WhiteHouse.gov PetitionsIn May of last year, a petition was added to WhiteHouse.gov’s We the People site, requesting that the government of the United States “require free access over the Internet to scientific journal articles arising from taxpayer-funded research.” Much research that receives federal funding (which is to say, citizens’ tax dollars) is not subject to any kind of open access policy; that is, the results of the research may be published in journals and archived in digital repositories behind passwords and paywalls. The general public, and indeed many in the academic community, can have a hard time accessing information that can advance social welfare and inform additional research. The petition specifically references the successful Public Access Policy of the National Institutes of Health, which requires the results of NIH-funded research to be submitted to the open PubMed Central archive within 12 months of initial publication.

The petition gathered more than 65,000 signatures, falling rather short of the 100,000-in-30-days mark needed to guarantee a response from the Executive.

Nevertheless, last week the White House did respond to the petition, and in a very encouraging fashion.
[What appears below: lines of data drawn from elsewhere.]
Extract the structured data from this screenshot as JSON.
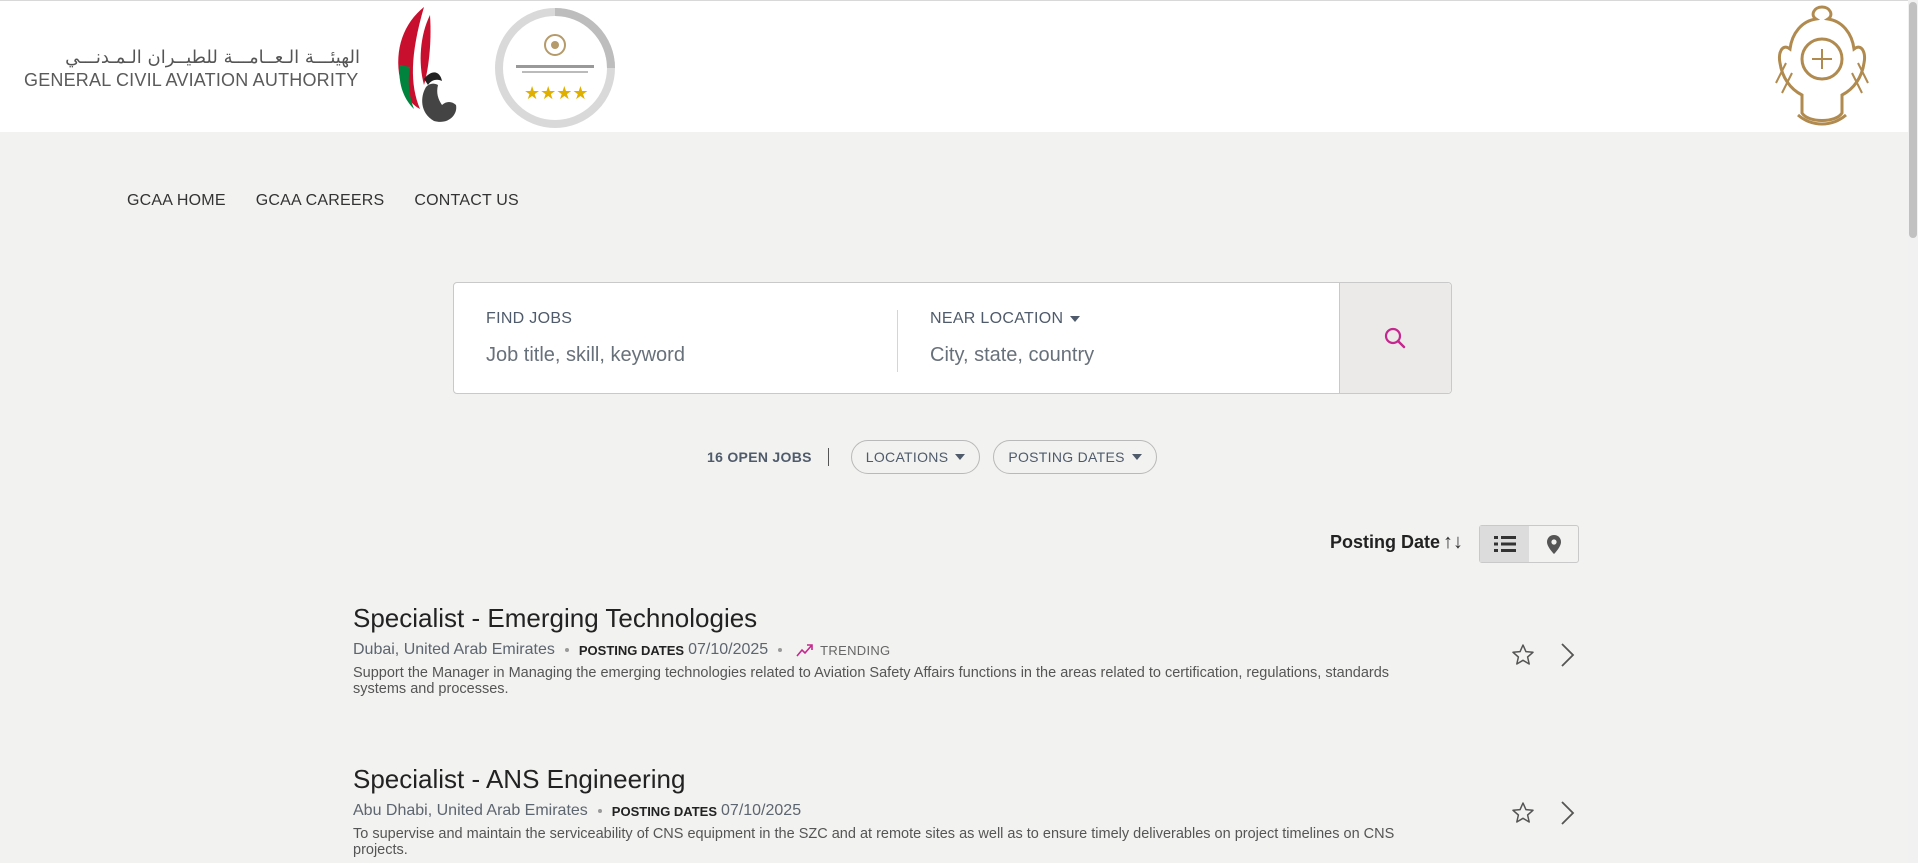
{
  "header": {
    "logo_arabic": "الهيئـــة الـعــامـــة للطيــران الـمـدنـــي",
    "logo_english": "GENERAL CIVIL AVIATION AUTHORITY",
    "falcon_logo_icon": "falcon-logo-icon",
    "award_icon": "global-star-rating-award-icon",
    "emblem_icon": "uae-emblem-icon"
  },
  "nav": {
    "items": [
      {
        "label": "GCAA HOME"
      },
      {
        "label": "GCAA CAREERS"
      },
      {
        "label": "CONTACT US"
      }
    ]
  },
  "search": {
    "find_label": "FIND JOBS",
    "find_placeholder": "Job title, skill, keyword",
    "near_label": "NEAR LOCATION",
    "near_placeholder": "City, state, country",
    "button_icon": "search-icon",
    "accent_color": "#c4288e"
  },
  "filters": {
    "open_jobs": "16 OPEN JOBS",
    "locations": "LOCATIONS",
    "posting_dates": "POSTING DATES"
  },
  "sort": {
    "label": "Posting Date",
    "arrows": "↑↓",
    "list_view_icon": "list-icon",
    "map_view_icon": "map-pin-icon",
    "active_view": "list"
  },
  "jobs": [
    {
      "title": "Specialist - Emerging Technologies",
      "location": "Dubai, United Arab Emirates",
      "posting_label": "POSTING DATES",
      "posting_date": "07/10/2025",
      "trending": "TRENDING",
      "description": "Support the Manager in Managing the emerging technologies related to Aviation Safety Affairs functions in the areas related to certification, regulations, standards systems and processes."
    },
    {
      "title": "Specialist - ANS Engineering",
      "location": "Abu Dhabi, United Arab Emirates",
      "posting_label": "POSTING DATES",
      "posting_date": "07/10/2025",
      "description": "To supervise and maintain the serviceability of CNS equipment in the SZC and at remote sites as well as to ensure timely deliverables on project timelines on CNS projects."
    }
  ]
}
Dr. John Holdren, on the petition page, shared the point of view of the White House’s Office of Science and Technology Policy; among other things, he points out that:

  • federally-funded research spurs innovation in science, business, etc.
  • citizens should reasonably have access to research paid for from tax dollars
  • access to research helps to reduce inefficiencies and duplication of efforts
  • open data (weather, human genome) produces both public and private good (in the billions of dollars)

So on Friday, the White House issued a memorandum (PDF) to the heads of federal agencies with a number of directives; agencies with over $100 million in annual research funding must:

  • leverage existing archives and seek public/private partnerships with journals
  • improve the ease of accessing data, while optimizing interoperability and future-proofing datasets
  • plan for making data available, downloadable, and usable within 12 months of publication (subject to amendment based on stakeholders’ input)
  • provide access to research metadata upon publication
  • use non-proprietary data formats when feasible

The upshot is that we’re likely to see a good deal more progress in strong open access policies for U.S. research; the structure put in place over the next few years will help to define how new research is conducted and disseminated; we can hope, perhaps, for a bit of a snowball effect.

And perhaps we can hope for even more: the bipartisan-sponsored FASTR bill recently introduced in Congress would reduce the 12 month suggested embargo to six, and make open access for federally-funded research law, rather than just Executive policy (credit to Cable Green for raising these points in another forum).